■ Raw data ■

'''

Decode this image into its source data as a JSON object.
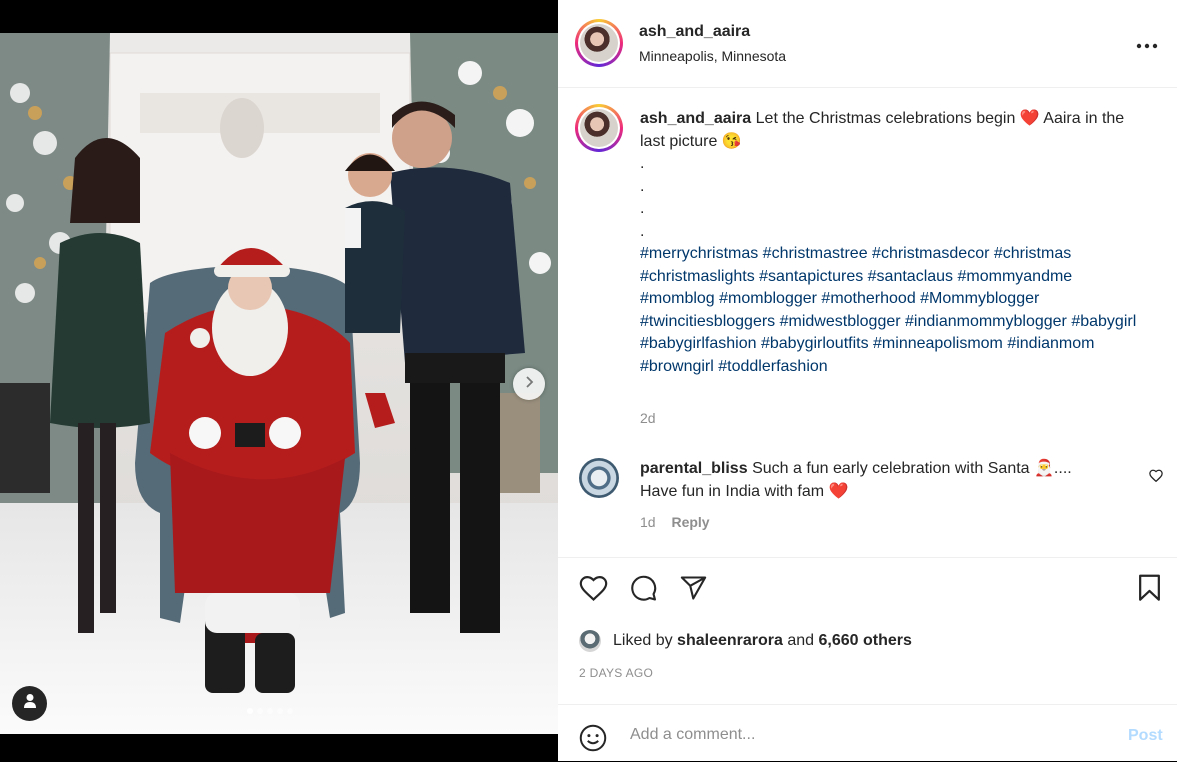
{
  "post": {
    "author": "ash_and_aaira",
    "location": "Minneapolis, Minnesota",
    "more_icon": "more-horizontal-icon",
    "caption_text": "Let the Christmas celebrations begin ❤️ Aaira in the last picture 😘",
    "caption_dots": [
      ".",
      ".",
      ".",
      "."
    ],
    "hashtags": "#merrychristmas #christmastree #christmasdecor #christmas #christmaslights #santapictures #santaclaus #mommyandme #momblog #momblogger #motherhood #Mommyblogger #twincitiesbloggers #midwestblogger #indianmommyblogger #babygirl #babygirlfashion #babygirloutfits #minneapolismom #indianmom #browngirl #toddlerfashion",
    "caption_time": "2d"
  },
  "comment": {
    "author": "parental_bliss",
    "text": "Such a fun early celebration with Santa 🎅.... Have fun in India with fam ❤️",
    "time": "1d",
    "reply_label": "Reply"
  },
  "likes": {
    "prefix": "Liked by",
    "user": "shaleenrarora",
    "and": "and",
    "others": "6,660 others"
  },
  "date": "2 DAYS AGO",
  "add_comment": {
    "placeholder": "Add a comment...",
    "post_label": "Post"
  },
  "carousel": {
    "count": 5,
    "active_index": 0
  },
  "colors": {
    "hashtag": "#00376b",
    "post_button": "#b3dbff",
    "muted": "#8e8e8e"
  }
}
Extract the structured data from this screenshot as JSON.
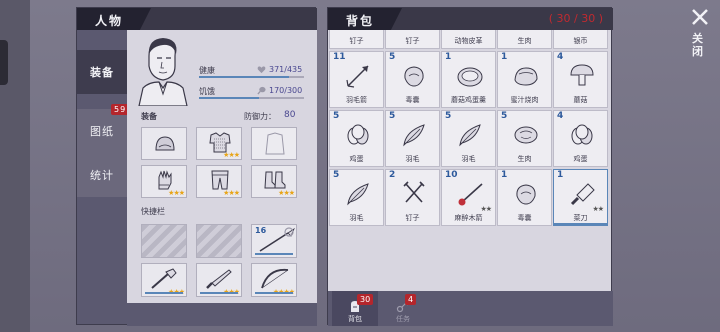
{
  "character": {
    "title": "人物",
    "tabs": [
      {
        "label": "装备"
      },
      {
        "label": "图纸",
        "badge": "59"
      },
      {
        "label": "统计"
      }
    ],
    "stats": {
      "health": {
        "label": "健康",
        "value": "371/435",
        "fraction": 0.853
      },
      "hunger": {
        "label": "饥饿",
        "value": "170/300",
        "fraction": 0.567
      }
    },
    "equipment_label": "装备",
    "defense_label": "防御力：",
    "defense_value": "80",
    "quickbar_label": "快捷栏",
    "equipment_slots": [
      {
        "icon": "helmet-icon",
        "stars": ""
      },
      {
        "icon": "chainmail-armor-icon",
        "stars": "★★★"
      },
      {
        "icon": "cloak-icon",
        "stars": ""
      },
      {
        "icon": "gauntlet-icon",
        "stars": "★★★"
      },
      {
        "icon": "leg-armor-icon",
        "stars": "★★★"
      },
      {
        "icon": "boots-icon",
        "stars": "★★★"
      }
    ],
    "quick_slots": [
      {
        "icon": "locked-icon",
        "num": ""
      },
      {
        "icon": "locked-icon",
        "num": ""
      },
      {
        "icon": "spear-icon",
        "num": "16"
      },
      {
        "icon": "torch-icon",
        "num": "",
        "stars": "★★★"
      },
      {
        "icon": "machete-icon",
        "num": "",
        "stars": "★★★"
      },
      {
        "icon": "bow-icon",
        "num": "",
        "stars": "★★★★"
      }
    ]
  },
  "bag": {
    "title": "背包",
    "capacity": "( 30 / 30 )",
    "items": [
      {
        "name": "钉子",
        "num": "",
        "icon": "nail-icon"
      },
      {
        "name": "钉子",
        "num": "",
        "icon": "nail-icon"
      },
      {
        "name": "动物皮革",
        "num": "",
        "icon": "leather-icon"
      },
      {
        "name": "生肉",
        "num": "",
        "icon": "raw-meat-icon"
      },
      {
        "name": "银币",
        "num": "",
        "icon": "silver-coin-icon"
      },
      {
        "name": "羽毛箭",
        "num": "11",
        "icon": "arrow-icon"
      },
      {
        "name": "毒囊",
        "num": "5",
        "icon": "poison-sac-icon"
      },
      {
        "name": "蘑菇鸡蛋羹",
        "num": "1",
        "icon": "mushroom-egg-soup-icon"
      },
      {
        "name": "蜜汁烧肉",
        "num": "1",
        "icon": "honey-roast-icon"
      },
      {
        "name": "蘑菇",
        "num": "4",
        "icon": "mushroom-icon"
      },
      {
        "name": "鸡蛋",
        "num": "5",
        "icon": "egg-icon"
      },
      {
        "name": "羽毛",
        "num": "5",
        "icon": "feather-icon"
      },
      {
        "name": "羽毛",
        "num": "5",
        "icon": "feather-icon"
      },
      {
        "name": "生肉",
        "num": "5",
        "icon": "raw-meat-icon"
      },
      {
        "name": "鸡蛋",
        "num": "4",
        "icon": "egg-icon"
      },
      {
        "name": "羽毛",
        "num": "5",
        "icon": "feather-icon"
      },
      {
        "name": "钉子",
        "num": "2",
        "icon": "nail-icon"
      },
      {
        "name": "麻醉木箭",
        "num": "10",
        "icon": "tranq-arrow-icon",
        "stars": "★★"
      },
      {
        "name": "毒囊",
        "num": "1",
        "icon": "poison-sac-icon"
      },
      {
        "name": "菜刀",
        "num": "1",
        "icon": "cleaver-icon",
        "stars": "★★"
      }
    ],
    "footer_tabs": [
      {
        "label": "背包",
        "badge": "30"
      },
      {
        "label": "任务",
        "badge": "4"
      }
    ]
  },
  "close_label": "关闭"
}
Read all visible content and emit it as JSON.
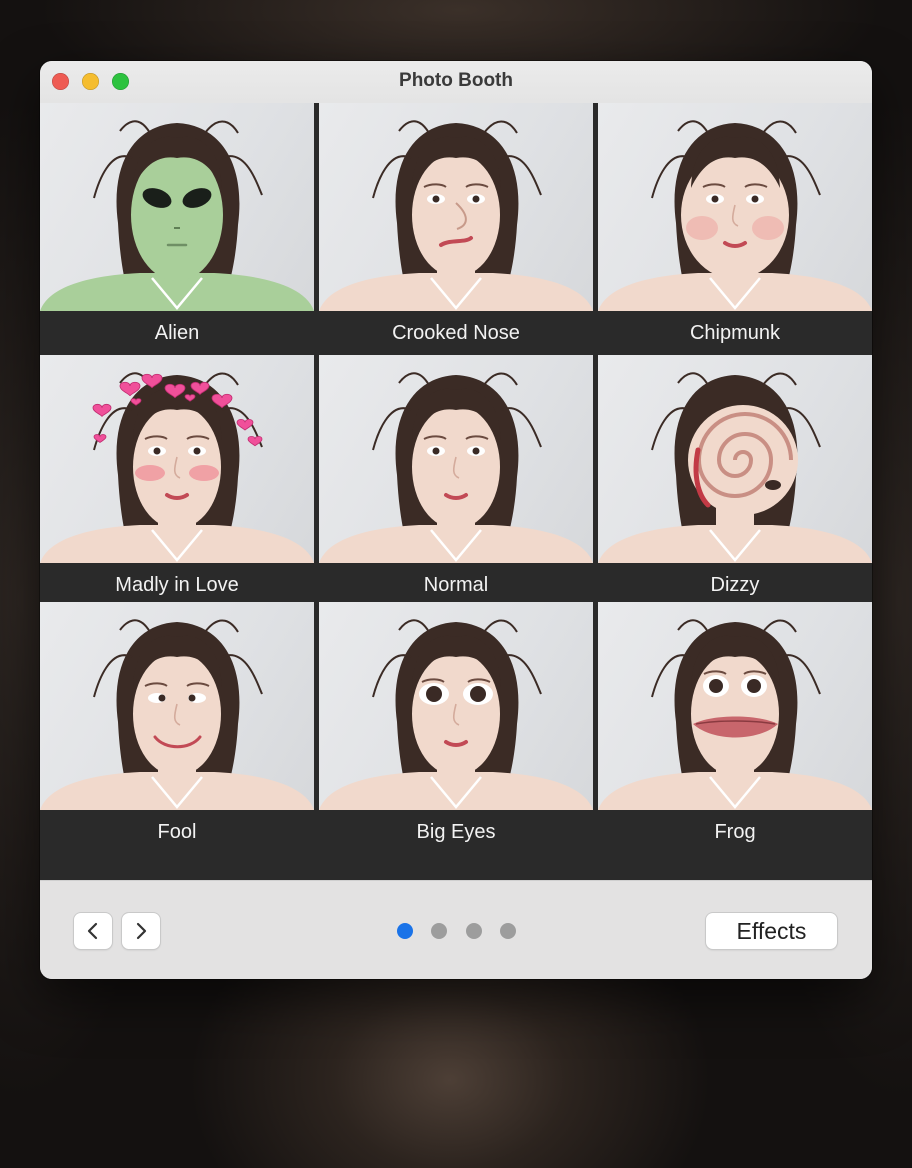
{
  "window": {
    "title": "Photo Booth"
  },
  "effects": [
    {
      "label": "Alien",
      "variant": "alien"
    },
    {
      "label": "Crooked Nose",
      "variant": "crooked"
    },
    {
      "label": "Chipmunk",
      "variant": "chipmunk"
    },
    {
      "label": "Madly in Love",
      "variant": "love"
    },
    {
      "label": "Normal",
      "variant": "normal"
    },
    {
      "label": "Dizzy",
      "variant": "dizzy"
    },
    {
      "label": "Fool",
      "variant": "fool"
    },
    {
      "label": "Big Eyes",
      "variant": "bigeyes"
    },
    {
      "label": "Frog",
      "variant": "frog"
    }
  ],
  "toolbar": {
    "effects_label": "Effects",
    "prev_icon": "chevron-left-icon",
    "next_icon": "chevron-right-icon"
  },
  "pagination": {
    "pages": 4,
    "current": 1
  },
  "colors": {
    "accent": "#1a73e8",
    "alien_skin": "#a9cf9a",
    "skin": "#f1d9cc",
    "hair": "#3b2b25"
  }
}
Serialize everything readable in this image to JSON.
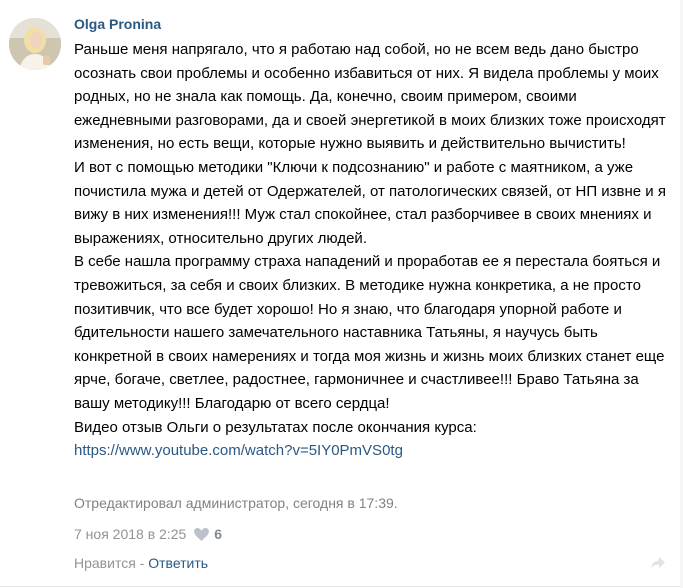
{
  "comment": {
    "author": "Olga Pronina",
    "paragraphs": [
      "Раньше меня напрягало, что я работаю над собой, но не всем ведь дано быстро осознать свои проблемы и особенно избавиться от них. Я видела проблемы у моих родных, но не знала как помощь. Да, конечно, своим примером, своими ежедневными разговорами, да и своей энергетикой в моих близких тоже происходят изменения, но есть вещи, которые нужно выявить и действительно вычистить!",
      "И вот с помощью методики \"Ключи к подсознанию\" и работе с маятником, а уже почистила мужа и детей от Одержателей, от патологических связей, от НП извне и я вижу в них изменения!!! Муж стал спокойнее, стал разборчивее в своих мнениях и выражениях, относительно других людей.",
      "В себе нашла программу страха нападений и проработав ее я перестала бояться и тревожиться, за себя и своих близких. В методике нужна конкретика, а не просто позитивчик, что все будет хорошо! Но я знаю, что благодаря упорной работе и бдительности нашего замечательного наставника Татьяны, я научусь быть конкретной в своих намерениях и тогда моя жизнь и жизнь моих близких станет еще ярче, богаче, светлее, радостнее, гармоничнее и счастливее!!! Браво Татьяна за вашу методику!!! Благодарю от всего сердца!",
      "Видео отзыв Ольги о результатах после окончания курса:"
    ],
    "link": "https://www.youtube.com/watch?v=5IY0PmVS0tg",
    "edited_note": "Отредактировал администратор, сегодня в 17:39.",
    "date": "7 ноя 2018 в 2:25",
    "like_count": "6",
    "like_label": "Нравится",
    "separator": " - ",
    "reply_label": "Ответить",
    "colors": {
      "link": "#2a5885",
      "muted": "#939393"
    },
    "icons": {
      "likes": "heart-icon",
      "menu": "share-icon"
    }
  }
}
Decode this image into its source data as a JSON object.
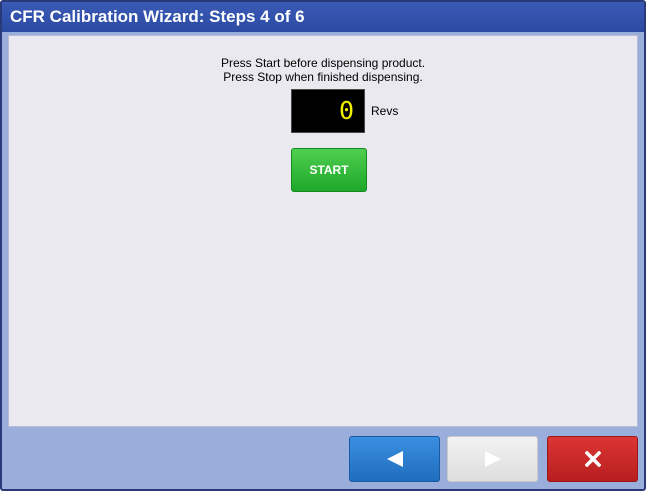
{
  "window": {
    "title": "CFR Calibration Wizard: Steps 4 of 6"
  },
  "instructions": {
    "line1": "Press Start before dispensing product.",
    "line2": "Press Stop when finished dispensing."
  },
  "counter": {
    "value": "0",
    "unit": "Revs"
  },
  "start_button": {
    "label": "START"
  },
  "nav": {
    "back_icon": "left-arrow-icon",
    "next_icon": "right-arrow-icon",
    "cancel_icon": "close-x-icon",
    "next_enabled": false
  },
  "colors": {
    "title_bar": "#2b4aa2",
    "start_green": "#2bb535",
    "back_blue": "#2c7fd6",
    "cancel_red": "#cc2a2a",
    "counter_digits": "#f2f000"
  }
}
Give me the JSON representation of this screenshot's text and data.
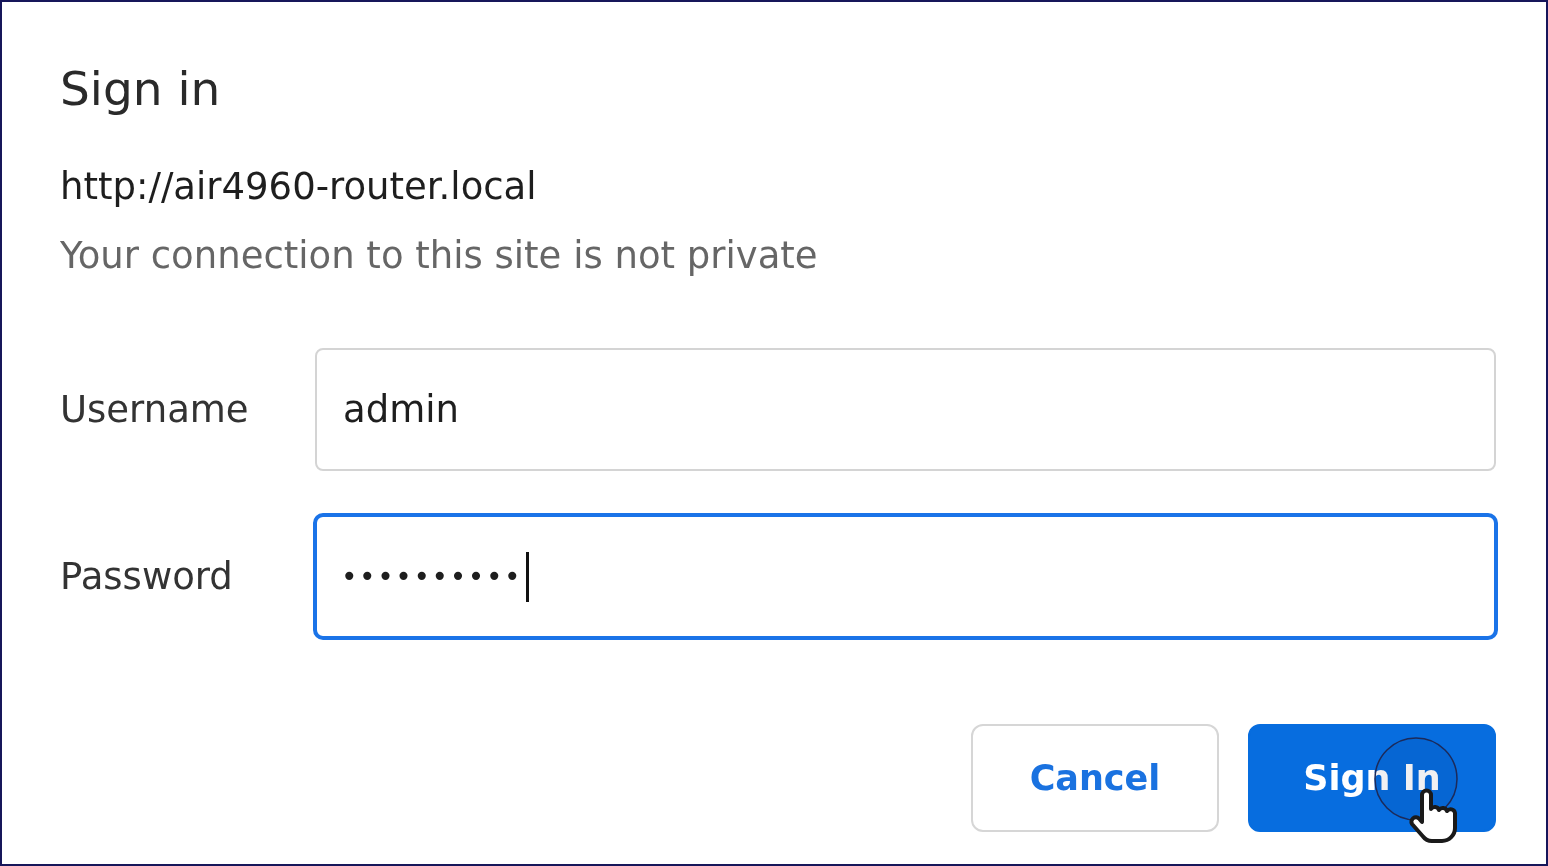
{
  "dialog": {
    "title": "Sign in",
    "site_url": "http://air4960-router.local",
    "security_note": "Your connection to this site is not private"
  },
  "fields": [
    {
      "label": "Username",
      "kind": "text",
      "value": "admin",
      "focused": false
    },
    {
      "label": "Password",
      "kind": "password",
      "value": "••••••••••",
      "focused": true
    }
  ],
  "buttons": [
    {
      "label": "Cancel",
      "kind": "secondary",
      "hovered": false
    },
    {
      "label": "Sign In",
      "kind": "primary",
      "hovered": true
    }
  ]
}
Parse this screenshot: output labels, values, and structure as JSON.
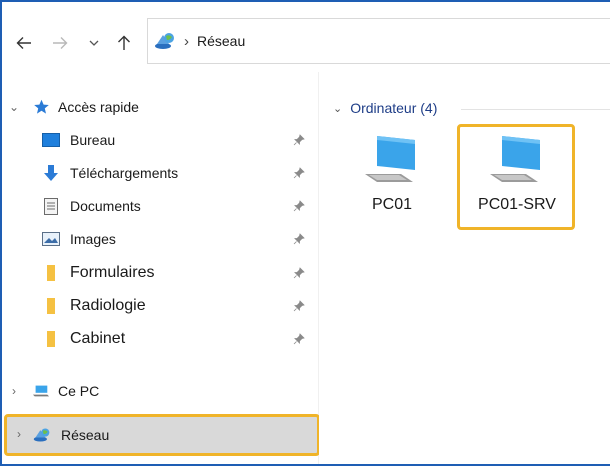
{
  "toolbar": {
    "back_icon": "arrow-left-icon",
    "forward_icon": "arrow-right-icon",
    "recent_icon": "chevron-down-icon",
    "up_icon": "arrow-up-icon"
  },
  "address": {
    "separator": "›",
    "location": "Réseau",
    "icon": "network-icon"
  },
  "navpane": {
    "quick_access": {
      "label": "Accès rapide",
      "icon": "star-icon"
    },
    "items": [
      {
        "label": "Bureau",
        "icon": "desktop-icon",
        "pinned": true
      },
      {
        "label": "Téléchargements",
        "icon": "download-icon",
        "pinned": true
      },
      {
        "label": "Documents",
        "icon": "document-icon",
        "pinned": true
      },
      {
        "label": "Images",
        "icon": "images-icon",
        "pinned": true
      },
      {
        "label": "Formulaires",
        "icon": "folder-icon",
        "pinned": true
      },
      {
        "label": "Radiologie",
        "icon": "folder-icon",
        "pinned": true
      },
      {
        "label": "Cabinet",
        "icon": "folder-icon",
        "pinned": true
      }
    ],
    "this_pc": {
      "label": "Ce PC",
      "icon": "computer-icon"
    },
    "network": {
      "label": "Réseau",
      "icon": "network-icon"
    }
  },
  "content": {
    "group_label": "Ordinateur (4)",
    "computers": [
      {
        "label": "PC01",
        "icon": "computer-icon"
      },
      {
        "label": "PC01-SRV",
        "icon": "computer-icon"
      }
    ]
  },
  "colors": {
    "frame_border": "#1e5eb4",
    "highlight": "#f0b429",
    "selected_bg": "#d9d9d9",
    "group_header": "#1e3d87"
  }
}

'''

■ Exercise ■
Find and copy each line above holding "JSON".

■ Solution for this exercise ■
Decode this image into its source data as a JSON object.
Extract the structured data from this screenshot as JSON.
Read all visible content and emit it as JSON.
Serialize everything readable in this image to JSON.
Decode this image into its source data as a JSON object.
Give me the JSON representation of this screenshot's text and data.
Parse this screenshot: output labels, values, and structure as JSON.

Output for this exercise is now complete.